PROBLEM TO SOLVE: In how many lines of these records does the word "reply" appear? Give the number by itself.

RECORDS PROVIDED Start Marker

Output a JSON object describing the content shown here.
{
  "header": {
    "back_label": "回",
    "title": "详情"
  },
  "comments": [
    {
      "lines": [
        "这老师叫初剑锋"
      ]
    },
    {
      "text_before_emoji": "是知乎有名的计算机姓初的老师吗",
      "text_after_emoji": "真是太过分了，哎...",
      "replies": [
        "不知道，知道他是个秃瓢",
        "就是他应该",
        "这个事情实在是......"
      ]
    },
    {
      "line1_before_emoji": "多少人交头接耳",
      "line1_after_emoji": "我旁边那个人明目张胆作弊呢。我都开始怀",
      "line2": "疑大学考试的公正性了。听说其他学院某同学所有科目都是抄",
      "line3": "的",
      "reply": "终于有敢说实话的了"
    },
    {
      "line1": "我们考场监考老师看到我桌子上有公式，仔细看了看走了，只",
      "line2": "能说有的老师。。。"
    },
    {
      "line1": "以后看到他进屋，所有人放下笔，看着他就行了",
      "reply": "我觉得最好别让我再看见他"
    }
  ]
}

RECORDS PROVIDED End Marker

ANSWER TO THE EXERCISE: 2